THE MAYOR of Barnet is being investigated by police over allegations that he broke electoral law by making an angry phone call to an independent candidate.

Linda Edwards, who is standing as an independent candidate in Edgware under the Residents’ Association of Barnet (RAB) banner, says she received an “intimidating” phone call from Councillor Brian Coleman last Wednesday.

She reported the incident on Monday and police have confirmed they are investigating whether an offence has been committed under electoral law. Cllr Coleman has refused to comment on the allegations.

The London Assembly member was censured by a standards hearing last year for sending an email from his council account to a blogger calling him an “obsessive, poisonous individual”.

Mrs Edwards is an honorary chief executive of The Larches, a charity for people with learning disabilities, which Cllr Coleman chose as one of his Mayor's charities for his year in office.

He is also named as a patron on the charity’s website, while Esther Rantzen, Sir Trevor McDonald and Felicity Kendal are all listed among the celebrity friends.

Mrs Edwards claims that during the phone conversation on Wednesday evening, Cllr Coleman said the charity “will suffer after the election” because of her candidacy and added it is “now open season for everyone to have a knock at you and The Larches will suffer”.

She told the Times Series: “We’re one of his charities and I have been to one of his committee meeting every month for the last year.

“He seems to think he’s above everything and just because we’re his charity he can dictate to us.

“After the call I felt he was trying to get me to pull out and not stand for the council. I was so worried by the threats he made about the charity and me.”

Mrs Edwards said Cllr Coleman phoned Larches chairman Howard Lanning the following evening and repeated the same information to him. Mr Lanning has been unavailable for comment.

She is standing for the independent group because of problems with the council’s social services department in helping her daughter, who has learning disabilities.

However, during the conversation she says Cllr Coleman warned her she will not be able to have “anything to do with social services” and “the officers won't talk to you”.

She said: “I'm standing as an independent candidate, it’s hardly a crime. It’s not like we’re living in some country where we cannot challenge the dictator, this is a democracy.
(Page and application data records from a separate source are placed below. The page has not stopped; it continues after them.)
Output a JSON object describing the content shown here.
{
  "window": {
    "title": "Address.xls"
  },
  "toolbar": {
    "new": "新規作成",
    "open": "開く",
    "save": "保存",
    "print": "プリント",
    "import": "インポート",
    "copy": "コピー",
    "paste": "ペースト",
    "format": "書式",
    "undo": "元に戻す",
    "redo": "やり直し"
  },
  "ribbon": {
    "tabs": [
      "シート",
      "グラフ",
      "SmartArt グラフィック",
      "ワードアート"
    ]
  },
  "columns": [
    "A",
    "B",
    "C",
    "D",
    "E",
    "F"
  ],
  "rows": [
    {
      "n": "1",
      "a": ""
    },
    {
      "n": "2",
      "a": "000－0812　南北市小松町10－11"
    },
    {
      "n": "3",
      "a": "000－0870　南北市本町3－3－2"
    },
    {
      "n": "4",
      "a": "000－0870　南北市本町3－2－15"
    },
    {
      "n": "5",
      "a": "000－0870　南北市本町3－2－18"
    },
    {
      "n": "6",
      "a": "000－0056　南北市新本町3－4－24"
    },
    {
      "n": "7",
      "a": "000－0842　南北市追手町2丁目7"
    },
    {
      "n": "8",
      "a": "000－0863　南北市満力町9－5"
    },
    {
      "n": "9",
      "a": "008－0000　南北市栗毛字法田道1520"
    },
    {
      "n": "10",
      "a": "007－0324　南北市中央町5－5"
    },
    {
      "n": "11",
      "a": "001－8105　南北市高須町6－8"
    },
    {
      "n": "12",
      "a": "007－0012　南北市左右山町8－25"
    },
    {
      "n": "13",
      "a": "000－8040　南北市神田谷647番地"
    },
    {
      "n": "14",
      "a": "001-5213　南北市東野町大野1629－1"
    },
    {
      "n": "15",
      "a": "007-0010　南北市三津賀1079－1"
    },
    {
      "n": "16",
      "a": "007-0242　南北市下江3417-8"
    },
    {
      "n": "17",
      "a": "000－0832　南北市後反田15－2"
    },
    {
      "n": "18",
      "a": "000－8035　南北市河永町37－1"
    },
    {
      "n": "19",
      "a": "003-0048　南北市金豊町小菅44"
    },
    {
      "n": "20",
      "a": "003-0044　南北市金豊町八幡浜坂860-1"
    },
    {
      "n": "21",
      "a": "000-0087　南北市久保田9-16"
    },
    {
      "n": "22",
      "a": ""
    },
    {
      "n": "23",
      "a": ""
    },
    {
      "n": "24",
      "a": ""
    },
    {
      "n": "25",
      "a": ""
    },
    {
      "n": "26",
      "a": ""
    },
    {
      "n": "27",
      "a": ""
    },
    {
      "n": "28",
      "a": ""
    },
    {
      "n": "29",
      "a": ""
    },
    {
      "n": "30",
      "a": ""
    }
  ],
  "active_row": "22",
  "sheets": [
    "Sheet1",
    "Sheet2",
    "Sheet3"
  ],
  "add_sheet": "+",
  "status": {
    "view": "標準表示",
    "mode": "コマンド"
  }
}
He said we would be embarrassed and only get a few votes, but even if that does happen I will not see it as an embarrassment, and it doesn’t make me want to stop.”

RAB is fielding 14 candidates across the borough, although none are standing against Cllr Coleman for the Totteridge seat he has held since 1998.

Cllr Coleman told the Times Series: “I do not recall a phone call and I’m not making any comments.”